That's not the same thing. $x is not in the package symbol table, but it still has a persistant identity. The compiler looks up the SV and points to it, and it stays that way. It's just like any other variable that's bound at compile time. Not being in the symbol table but in a lex table instead doesn't change the generated code.
The "closure" issue refers to a specific instance of a variable that keeps changing its identity. In a function, $x is a different SV each time it is called. The creation point of a closure uses the current one. The creation of the closure takes place after the my has its run-time effects. Your example creates count at compile-time
the warning is due to defining a function (that ends up acting as a closure, due to its use of lexicals defined in an upper scope) inside a function
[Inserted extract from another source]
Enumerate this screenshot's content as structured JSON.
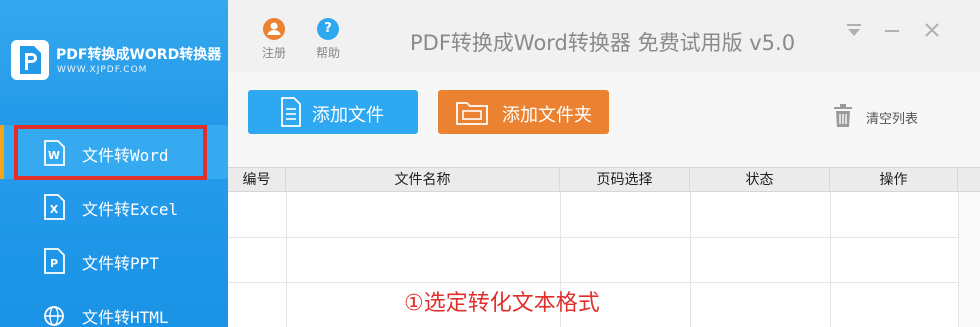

You'll get that warning no matter how you contrive to create a named sub refering to a lexical variable that gets re-bound with each pass through the code.